What to do:
Set down the data again word for word. Skip any pictures.

[Stored records]
Segment Open
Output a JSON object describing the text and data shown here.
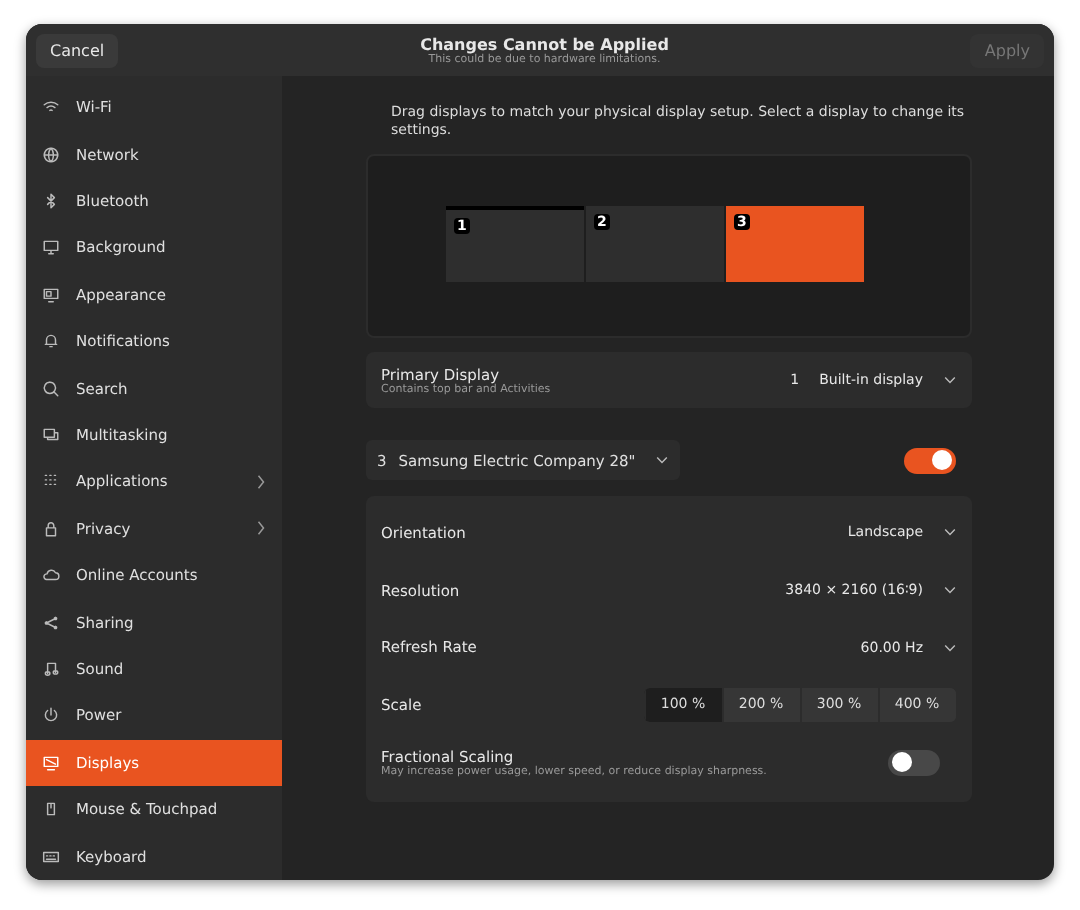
{
  "header": {
    "cancel": "Cancel",
    "title": "Changes Cannot be Applied",
    "subtitle": "This could be due to hardware limitations.",
    "apply": "Apply",
    "apply_disabled": true
  },
  "sidebar": {
    "items": [
      {
        "label": "Wi-Fi",
        "selected": false,
        "submenu": false
      },
      {
        "label": "Network",
        "selected": false,
        "submenu": false
      },
      {
        "label": "Bluetooth",
        "selected": false,
        "submenu": false
      },
      {
        "label": "Background",
        "selected": false,
        "submenu": false
      },
      {
        "label": "Appearance",
        "selected": false,
        "submenu": false
      },
      {
        "label": "Notifications",
        "selected": false,
        "submenu": false
      },
      {
        "label": "Search",
        "selected": false,
        "submenu": false
      },
      {
        "label": "Multitasking",
        "selected": false,
        "submenu": false
      },
      {
        "label": "Applications",
        "selected": false,
        "submenu": true
      },
      {
        "label": "Privacy",
        "selected": false,
        "submenu": true
      },
      {
        "label": "Online Accounts",
        "selected": false,
        "submenu": false
      },
      {
        "label": "Sharing",
        "selected": false,
        "submenu": false
      },
      {
        "label": "Sound",
        "selected": false,
        "submenu": false
      },
      {
        "label": "Power",
        "selected": false,
        "submenu": false
      },
      {
        "label": "Displays",
        "selected": true,
        "submenu": false
      },
      {
        "label": "Mouse & Touchpad",
        "selected": false,
        "submenu": false
      },
      {
        "label": "Keyboard",
        "selected": false,
        "submenu": false
      }
    ]
  },
  "intro": "Drag displays to match your physical display setup. Select a display to change its settings.",
  "arrangement": {
    "displays": [
      {
        "number": "1",
        "primary": true,
        "selected": false
      },
      {
        "number": "2",
        "primary": false,
        "selected": false
      },
      {
        "number": "3",
        "primary": false,
        "selected": true
      }
    ]
  },
  "primary_display": {
    "label": "Primary Display",
    "hint": "Contains top bar and Activities",
    "number": "1",
    "value": "Built-in display"
  },
  "monitor": {
    "number": "3",
    "name": "Samsung Electric Company 28\"",
    "enabled": true
  },
  "settings": [
    {
      "kind": "dropdown",
      "label": "Orientation",
      "value": "Landscape"
    },
    {
      "kind": "dropdown",
      "label": "Resolution",
      "value": "3840 × 2160 (16∶9)"
    },
    {
      "kind": "dropdown",
      "label": "Refresh Rate",
      "value": "60.00 Hz"
    },
    {
      "kind": "segmented",
      "label": "Scale",
      "options": [
        {
          "label": "100 %",
          "selected": true
        },
        {
          "label": "200 %",
          "selected": false
        },
        {
          "label": "300 %",
          "selected": false
        },
        {
          "label": "400 %",
          "selected": false
        }
      ]
    },
    {
      "kind": "switch",
      "label": "Fractional Scaling",
      "hint": "May increase power usage, lower speed, or reduce display sharpness.",
      "on": false
    }
  ]
}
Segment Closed
Exercise solution:
Output a JSON object describing the text and data shown here.
{
  "header": {
    "cancel": "Cancel",
    "title": "Changes Cannot be Applied",
    "subtitle": "This could be due to hardware limitations.",
    "apply": "Apply",
    "apply_disabled": true
  },
  "sidebar": {
    "items": [
      {
        "label": "Wi-Fi",
        "selected": false,
        "submenu": false
      },
      {
        "label": "Network",
        "selected": false,
        "submenu": false
      },
      {
        "label": "Bluetooth",
        "selected": false,
        "submenu": false
      },
      {
        "label": "Background",
        "selected": false,
        "submenu": false
      },
      {
        "label": "Appearance",
        "selected": false,
        "submenu": false
      },
      {
        "label": "Notifications",
        "selected": false,
        "submenu": false
      },
      {
        "label": "Search",
        "selected": false,
        "submenu": false
      },
      {
        "label": "Multitasking",
        "selected": false,
        "submenu": false
      },
      {
        "label": "Applications",
        "selected": false,
        "submenu": true
      },
      {
        "label": "Privacy",
        "selected": false,
        "submenu": true
      },
      {
        "label": "Online Accounts",
        "selected": false,
        "submenu": false
      },
      {
        "label": "Sharing",
        "selected": false,
        "submenu": false
      },
      {
        "label": "Sound",
        "selected": false,
        "submenu": false
      },
      {
        "label": "Power",
        "selected": false,
        "submenu": false
      },
      {
        "label": "Displays",
        "selected": true,
        "submenu": false
      },
      {
        "label": "Mouse & Touchpad",
        "selected": false,
        "submenu": false
      },
      {
        "label": "Keyboard",
        "selected": false,
        "submenu": false
      }
    ]
  },
  "intro": "Drag displays to match your physical display setup. Select a display to change its settings.",
  "arrangement": {
    "displays": [
      {
        "number": "1",
        "primary": true,
        "selected": false
      },
      {
        "number": "2",
        "primary": false,
        "selected": false
      },
      {
        "number": "3",
        "primary": false,
        "selected": true
      }
    ]
  },
  "primary_display": {
    "label": "Primary Display",
    "hint": "Contains top bar and Activities",
    "number": "1",
    "value": "Built-in display"
  },
  "monitor": {
    "number": "3",
    "name": "Samsung Electric Company 28\"",
    "enabled": true
  },
  "settings": [
    {
      "kind": "dropdown",
      "label": "Orientation",
      "value": "Landscape"
    },
    {
      "kind": "dropdown",
      "label": "Resolution",
      "value": "3840 × 2160 (16∶9)"
    },
    {
      "kind": "dropdown",
      "label": "Refresh Rate",
      "value": "60.00 Hz"
    },
    {
      "kind": "segmented",
      "label": "Scale",
      "options": [
        {
          "label": "100 %",
          "selected": true
        },
        {
          "label": "200 %",
          "selected": false
        },
        {
          "label": "300 %",
          "selected": false
        },
        {
          "label": "400 %",
          "selected": false
        }
      ]
    },
    {
      "kind": "switch",
      "label": "Fractional Scaling",
      "hint": "May increase power usage, lower speed, or reduce display sharpness.",
      "on": false
    }
  ]
}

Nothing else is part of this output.